“So our view of the CMB is a bit distorted from what it intrinsically looks like – a bit like looking at the pattern on the bottom of a swimming pool,” Dr. Geach said.

By noting the small distortions in the CMB, we can probe all of the dark matter throughout the entire universe. But doing just this is extremely challenging.

The team observed the southern sky with the South Pole Telescope, a 10 meter telescope designed for observations in the microwave. This large, groundbreaking survey produced a CMB map of the southern sky, which was consistent with previous CMB data from the Planck satellite.

The characteristic signatures of gravitational lensing by intervening matter can not be extracted by eye. Astronomers relied on the use of a well-developed mathematical procedure. We wont go into the nasty details.

This produced a “map of the total projected mass density between us and the CMB. That’s quite incredible if you think about it – it’s an observational technique to map all of the mass in the universe, right back to the CMB,” Dr. Geach explained.

But the team didn’t finish their analysis there. Instead, they continued to measure the CMB lensing at the positions of quasars – powerful supermassive black holes in the centers of the earliest galaxies.

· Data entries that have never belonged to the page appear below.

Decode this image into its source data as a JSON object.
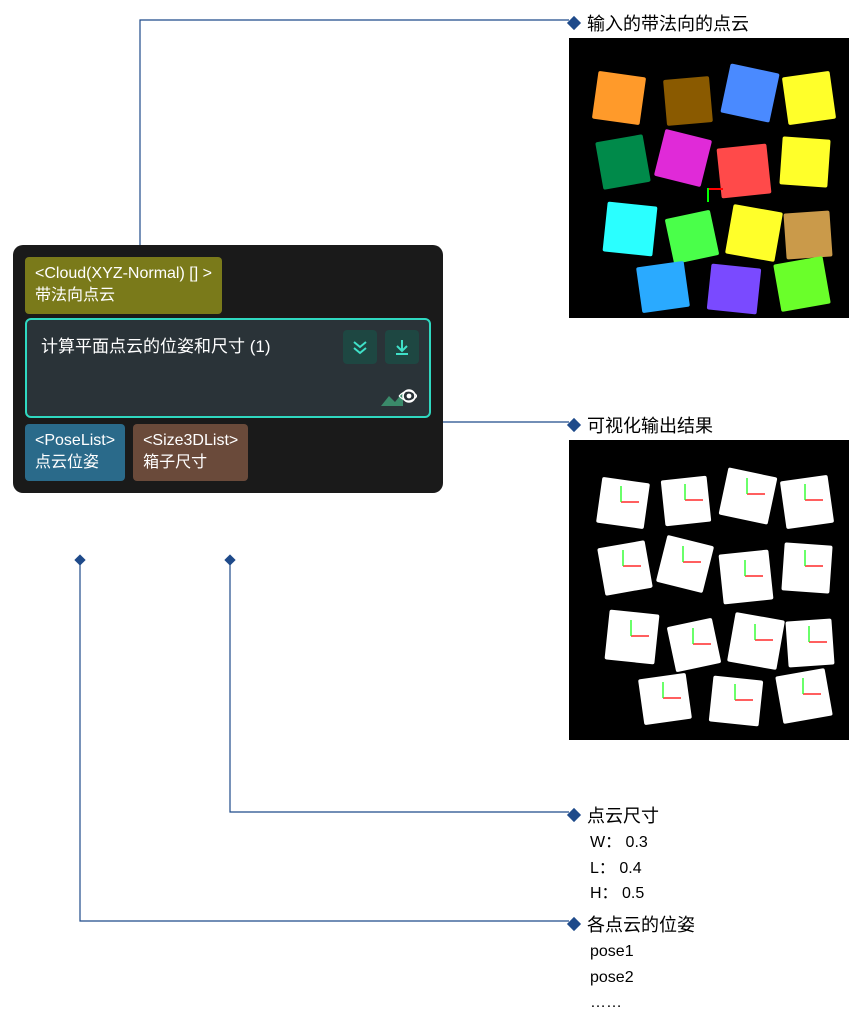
{
  "annotations": {
    "input": "输入的带法向的点云",
    "viz": "可视化输出结果",
    "size": "点云尺寸",
    "pose": "各点云的位姿"
  },
  "node": {
    "input_port_type": "<Cloud(XYZ-Normal) [] >",
    "input_port_label": "带法向点云",
    "title": "计算平面点云的位姿和尺寸 (1)",
    "output_pose_type": "<PoseList>",
    "output_pose_label": "点云位姿",
    "output_size_type": "<Size3DList>",
    "output_size_label": "箱子尺寸"
  },
  "size_values": {
    "w": "W： 0.3",
    "l": "L：   0.4",
    "h": "H： 0.5"
  },
  "pose_values": {
    "p1": "pose1",
    "p2": "pose2",
    "ellipsis": "……"
  }
}
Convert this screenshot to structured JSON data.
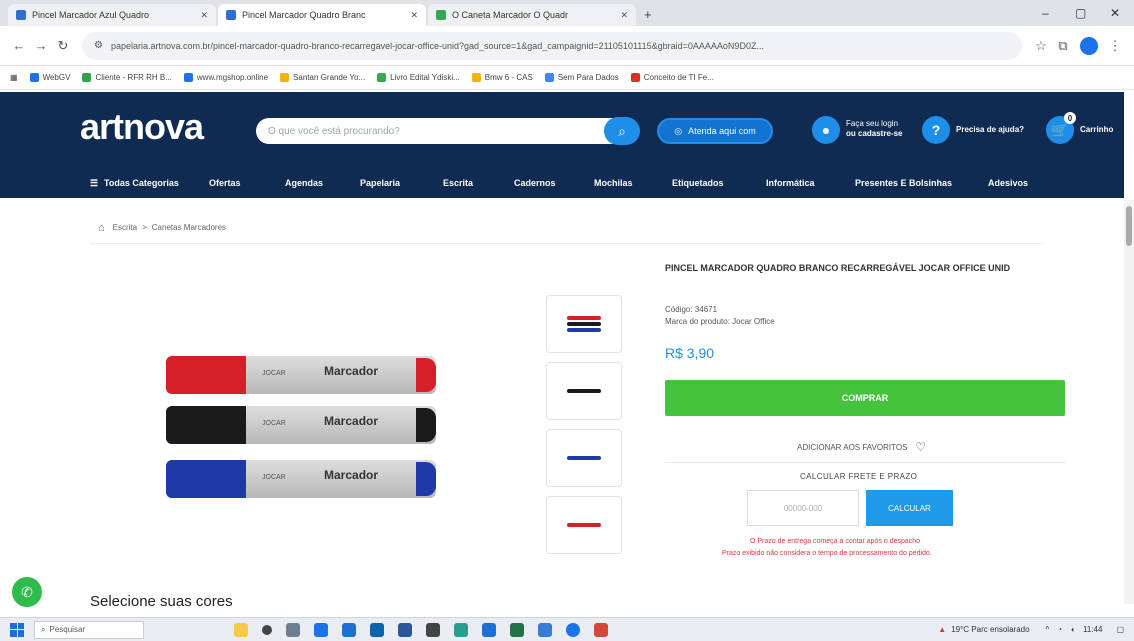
{
  "browser": {
    "tabs": [
      {
        "label": "Pincel Marcador Azul Quadro"
      },
      {
        "label": "Pincel Marcador Quadro Branc"
      },
      {
        "label": "O Caneta Marcador O Quadr"
      }
    ],
    "new_tab": "+",
    "window_controls": [
      "–",
      "▢",
      "✕"
    ],
    "url": "papelaria.artnova.com.br/pincel-marcador-quadro-branco-recarregavel-jocar-office-unid?gad_source=1&gad_campaignid=21105101115&gbraid=0AAAAAoN9D0Z...",
    "bookmarks": [
      {
        "label": "WebGV",
        "color": "#1a73e8"
      },
      {
        "label": "Cliente - RFR RH B...",
        "color": "#2ea44f"
      },
      {
        "label": "www.mgshop.online",
        "color": "#1a73e8"
      },
      {
        "label": "Santan Grande Yo...",
        "color": "#f4b400"
      },
      {
        "label": "Livro Edital Ydiski...",
        "color": "#34a853"
      },
      {
        "label": "Bmw 6 - CAS",
        "color": "#f4b400"
      },
      {
        "label": "Sem Para Dados",
        "color": "#4285f4"
      },
      {
        "label": "Conceito de TI Fe...",
        "color": "#d93025"
      }
    ]
  },
  "site": {
    "logo": "artnova",
    "search_placeholder": "O que você está procurando?",
    "online_button": "Atenda aqui com",
    "login_line1": "Faça seu login",
    "login_line2": "ou cadastre-se",
    "help_text": "Precisa de ajuda?",
    "cart_text": "Carrinho",
    "cart_count": "0",
    "categories": [
      "Todas Categorias",
      "Ofertas",
      "Agendas",
      "Papelaria",
      "Escrita",
      "Cadernos",
      "Mochilas",
      "Etiquetados",
      "Informática",
      "Presentes E Bolsinhas",
      "Adesivos"
    ]
  },
  "breadcrumb": {
    "items": [
      "Escrita",
      "Canetas Marcadores"
    ],
    "separator": ">"
  },
  "product": {
    "title": "PINCEL MARCADOR QUADRO BRANCO RECARREGÁVEL JOCAR OFFICE UNID",
    "code": "Código: 34671",
    "brand": "Marca do produto: Jocar Office",
    "price": "R$ 3,90",
    "buy_button": "COMPRAR",
    "wishlist": "ADICIONAR AOS FAVORITOS",
    "calc_label": "CALCULAR FRETE E PRAZO",
    "cep_placeholder": "00000-000",
    "calc_button": "CALCULAR",
    "note1": "O Prazo de entrega começa a contar após o despacho",
    "note2": "Prazo exibido não considera o tempo de processamento do pedido.",
    "marker_label": "Marcador",
    "marker_brand": "JOCAR",
    "marker_colors": [
      "#d62027",
      "#1a1a1a",
      "#1f3aa8"
    ]
  },
  "select_colors": "Selecione suas cores",
  "taskbar": {
    "search": "Pesquisar",
    "weather": "19°C Parc ensolarado",
    "time": "11:44"
  }
}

“We found that regions of the sky with a large density of quasars have a clearly stronger CMB lensing signal, implying that quasars are indeed located in large-scale matter structures,” Dr. Ryan Hickox of Dartmouth College – second author on the study – told Universe Today.

Finally, the CMB map was used to determine the mass of these dark matter halos. These results matched those determined in older studies, which looked at how the quasars clustered together in space, with no reference to the CMB at all.

Consistent results between two independent measurements is a powerful scientific tool. According to Dr. Hickox, it shows that “we have a strong understanding of how supermassive black holes reside in large-scale structures, and that (once again) Einstein was right.”

The paper has been accepted for publication in the Astrophysical Journal Letters and is available for download here.

This Very Old Cosmic Light Has A Bend To It

Artist's impression of how huge cosmic structures deflect photons in the cosmic microwave background (CMB). Credit: ESA and the Planck Collaboration

Leftover radiation from the Big Bang — that expansion that kick-started the universe — can be bent by huge cosmic structures, just like other light that we see in the universe. While the finding seems esoteric at first glance, scientists say the discovery could pave the way for finding a similar kind of signal that indicate the presence of gravitational waves in the moments after the universe was born.

That light is called the cosmic microwave background and is the radiation that was visible when the universe became transparent to radiation, 380,000 years after the Big Bang. A tiny bit of the CMB is polarized. There are two types of polarized light in the CMB: E-modes (first detected in 2002) and B-modes (which were just detected using a telescope in Antarctica and ESA’s Herschel space observatory.

“[B-modes] can arise in two ways,” the European Space Agency wrote in a press release.

“The first involves adding a twist to the light as it crosses the Universe and is deflected by galaxies and dark matter – a phenomenon known as gravitational lensing. The second has its roots buried deep in the mechanics of a very rapid phase of enormous expansion of the Universe, which cosmologists believe happened just a tiny fraction of a second after the Big Bang – ‘inflation’.”

More results are on the way from ESA’s Planck telescope in 2014, at which point scientists hope to see this B-mode of the second type. For now, check out the full study in Physical Review Letters. There is also a preprint version available on Arxiv.

Sources: ESA and ESA Herschel